Study: Most Healthcare Organizations Not Ready For New Privacy, Security Compliance Regulations
A recent survey of healthcare organizations found that 94 percent believe they are not ready to comply with the privacy and security provision of the Health Information Technology for Economic and Clinical Health (HITECH) Act.
The new provisions take effect in February. The survey of 77 U.S. healthcare organizations was conducted by the Ponemon Institute and sponsored by Crowe Horwath LLP, one of the largest public accounting and consulting firms in the U.S.
The HITECH Act extends the Health Insurance Portability & Accountability Act's (HIPAA) rules for security and privacy safeguards, including increased enforcement, penalties and audits. According to the survey, many current HIPAA compliance programs have deficiencies in the areas of privacy and security, including inadequate program testing and failure to update the programs. Yet only 47 percent of the respondents feel they have the necessary funding and resources to fully comply with the new regulations.
"We believe that most organizations are not ready for HITECH as a result of compliance issues within their existing HIPAA programs," said Raj Chaudhary, a principal in Crowe Horwath's risk consulting group. "Even though most organizations acknowledge that their HIPAA compliance programs are deficient, our survey found that implementing necessary controls or securing third-party assistance to help ensure compliance may be limited due to budgetary restraints."
The study also found that 79 percent of organizations do not regularly have the required independent assessment or audit of their program to determine adequacy. Fifty-seven percent say they have known deficiencies concerning privacy or security, or both. Only 29 percent of respondents report no deficiencies.
Other survey findings include:

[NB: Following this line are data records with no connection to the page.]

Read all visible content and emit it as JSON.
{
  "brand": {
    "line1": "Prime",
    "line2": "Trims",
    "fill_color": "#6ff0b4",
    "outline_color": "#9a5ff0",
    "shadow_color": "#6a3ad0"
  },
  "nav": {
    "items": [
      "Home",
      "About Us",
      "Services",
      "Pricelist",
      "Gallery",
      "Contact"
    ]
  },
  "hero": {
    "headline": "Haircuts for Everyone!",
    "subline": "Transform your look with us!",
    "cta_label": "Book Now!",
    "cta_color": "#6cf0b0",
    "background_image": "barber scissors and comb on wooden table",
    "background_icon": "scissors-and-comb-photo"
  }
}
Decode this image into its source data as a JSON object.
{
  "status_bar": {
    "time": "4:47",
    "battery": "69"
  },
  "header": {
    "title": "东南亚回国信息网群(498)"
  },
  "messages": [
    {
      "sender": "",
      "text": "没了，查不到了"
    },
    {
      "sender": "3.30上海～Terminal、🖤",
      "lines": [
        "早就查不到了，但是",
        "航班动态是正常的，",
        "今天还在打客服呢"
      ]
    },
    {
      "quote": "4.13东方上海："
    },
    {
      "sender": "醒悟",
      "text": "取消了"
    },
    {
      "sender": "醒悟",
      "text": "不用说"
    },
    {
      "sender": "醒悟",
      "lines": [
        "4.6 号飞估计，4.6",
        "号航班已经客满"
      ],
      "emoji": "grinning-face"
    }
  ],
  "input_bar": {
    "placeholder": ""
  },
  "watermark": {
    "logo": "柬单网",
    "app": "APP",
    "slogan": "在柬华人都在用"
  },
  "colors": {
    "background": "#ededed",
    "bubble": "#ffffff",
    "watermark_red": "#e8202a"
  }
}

- Most organizations experienced one or more data breach incidents involving the loss or theft of protected health information during the past two years. Ninety percent of respondents had a breach involving at least one protected health record.
- Lack of management support may slow down compliance goals. Fifty-five percent of respondents report there is no management support for HITECH compliance.
- Third-party assistance may be necessary for achieving certain compliance goals. Nearly half of all respondents said they may need assistance from a third party to conduct a detailed risk assessment. Forty-five percent need outside support for staff training, while 42 percent will need assistance in implementing procedures for fielding complaints. Thirty-nine percent will rely on help in developing the privacy program.
- Responsibility for ensuring HITECH compliance varies considerably among organizations. Security leaders and chief compliance officers are the roles identified as most likely to be responsible for achieving HITECH compliance, according to respondents. Organizations with more than 5,000 employees were much more likely to see the security leader as having primary responsibility than smaller companies.
"It is disappointing, though not surprising, to learn that a majority of companies do not believe they are prepared for the latest in healthcare information security regulations," said Dr. Larry Ponemon, chairman and founder, Ponemon Institute. "Our research consistently finds that a lack of budgetary and moral support from the executive suite is a common barrier to proper data security and management programs, even with the specter of regulatory enforcement looming."